Every line below that has "screenshot" in it should be copied.
[GIVEN RECORDS]
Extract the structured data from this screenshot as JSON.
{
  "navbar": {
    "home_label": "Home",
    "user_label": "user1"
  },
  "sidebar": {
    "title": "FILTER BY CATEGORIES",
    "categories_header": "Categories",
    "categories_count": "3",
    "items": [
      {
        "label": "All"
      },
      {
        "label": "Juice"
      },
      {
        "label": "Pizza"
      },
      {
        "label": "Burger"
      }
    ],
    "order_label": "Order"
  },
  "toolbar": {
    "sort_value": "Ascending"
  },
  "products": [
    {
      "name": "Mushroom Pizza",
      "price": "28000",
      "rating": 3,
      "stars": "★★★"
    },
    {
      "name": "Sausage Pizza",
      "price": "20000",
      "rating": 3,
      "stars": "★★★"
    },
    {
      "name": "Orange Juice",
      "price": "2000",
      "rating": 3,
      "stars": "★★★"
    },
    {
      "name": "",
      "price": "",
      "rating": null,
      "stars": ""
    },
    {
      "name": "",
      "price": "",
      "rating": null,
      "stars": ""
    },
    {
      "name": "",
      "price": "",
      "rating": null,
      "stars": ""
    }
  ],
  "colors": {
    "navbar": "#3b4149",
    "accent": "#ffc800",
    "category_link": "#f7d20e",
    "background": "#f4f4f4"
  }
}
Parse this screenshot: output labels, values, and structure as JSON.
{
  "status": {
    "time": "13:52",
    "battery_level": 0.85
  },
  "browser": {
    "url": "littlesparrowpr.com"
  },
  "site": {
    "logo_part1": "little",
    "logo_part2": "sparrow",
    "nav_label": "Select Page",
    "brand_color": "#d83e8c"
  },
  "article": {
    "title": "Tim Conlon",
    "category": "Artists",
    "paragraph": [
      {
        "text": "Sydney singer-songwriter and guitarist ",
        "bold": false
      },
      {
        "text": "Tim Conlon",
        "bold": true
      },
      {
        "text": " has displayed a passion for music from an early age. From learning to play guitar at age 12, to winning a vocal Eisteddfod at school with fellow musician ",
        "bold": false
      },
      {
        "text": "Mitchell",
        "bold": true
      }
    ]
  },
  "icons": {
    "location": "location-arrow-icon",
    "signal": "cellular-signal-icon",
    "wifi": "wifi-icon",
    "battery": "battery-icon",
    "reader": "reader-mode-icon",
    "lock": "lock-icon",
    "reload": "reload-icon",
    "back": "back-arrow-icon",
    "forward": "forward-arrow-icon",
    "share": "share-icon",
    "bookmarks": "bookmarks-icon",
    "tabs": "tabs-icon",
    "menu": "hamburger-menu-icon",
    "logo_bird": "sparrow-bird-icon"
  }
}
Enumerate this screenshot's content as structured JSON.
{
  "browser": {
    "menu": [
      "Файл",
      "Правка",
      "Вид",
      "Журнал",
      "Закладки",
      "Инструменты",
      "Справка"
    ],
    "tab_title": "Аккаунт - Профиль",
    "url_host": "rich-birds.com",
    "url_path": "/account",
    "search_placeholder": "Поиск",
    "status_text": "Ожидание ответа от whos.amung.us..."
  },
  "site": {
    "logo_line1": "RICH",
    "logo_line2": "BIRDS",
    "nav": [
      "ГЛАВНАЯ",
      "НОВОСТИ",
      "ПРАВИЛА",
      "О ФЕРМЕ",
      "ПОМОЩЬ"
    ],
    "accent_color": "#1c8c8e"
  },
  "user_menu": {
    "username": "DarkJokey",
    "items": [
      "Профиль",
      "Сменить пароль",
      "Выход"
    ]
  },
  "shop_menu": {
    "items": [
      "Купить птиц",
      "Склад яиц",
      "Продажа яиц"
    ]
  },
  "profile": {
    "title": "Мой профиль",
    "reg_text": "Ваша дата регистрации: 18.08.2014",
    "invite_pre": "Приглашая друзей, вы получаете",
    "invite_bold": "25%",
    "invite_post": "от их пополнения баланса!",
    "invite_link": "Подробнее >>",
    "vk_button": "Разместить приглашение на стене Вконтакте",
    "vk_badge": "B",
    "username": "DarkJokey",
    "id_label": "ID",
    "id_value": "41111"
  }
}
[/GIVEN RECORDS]
▶ _YOUR RESPONSE_:
Extract the structured data from this screenshot as JSON.
Parse this screenshot: output labels, values, and structure as JSON.
Enumerate this screenshot's content as structured JSON.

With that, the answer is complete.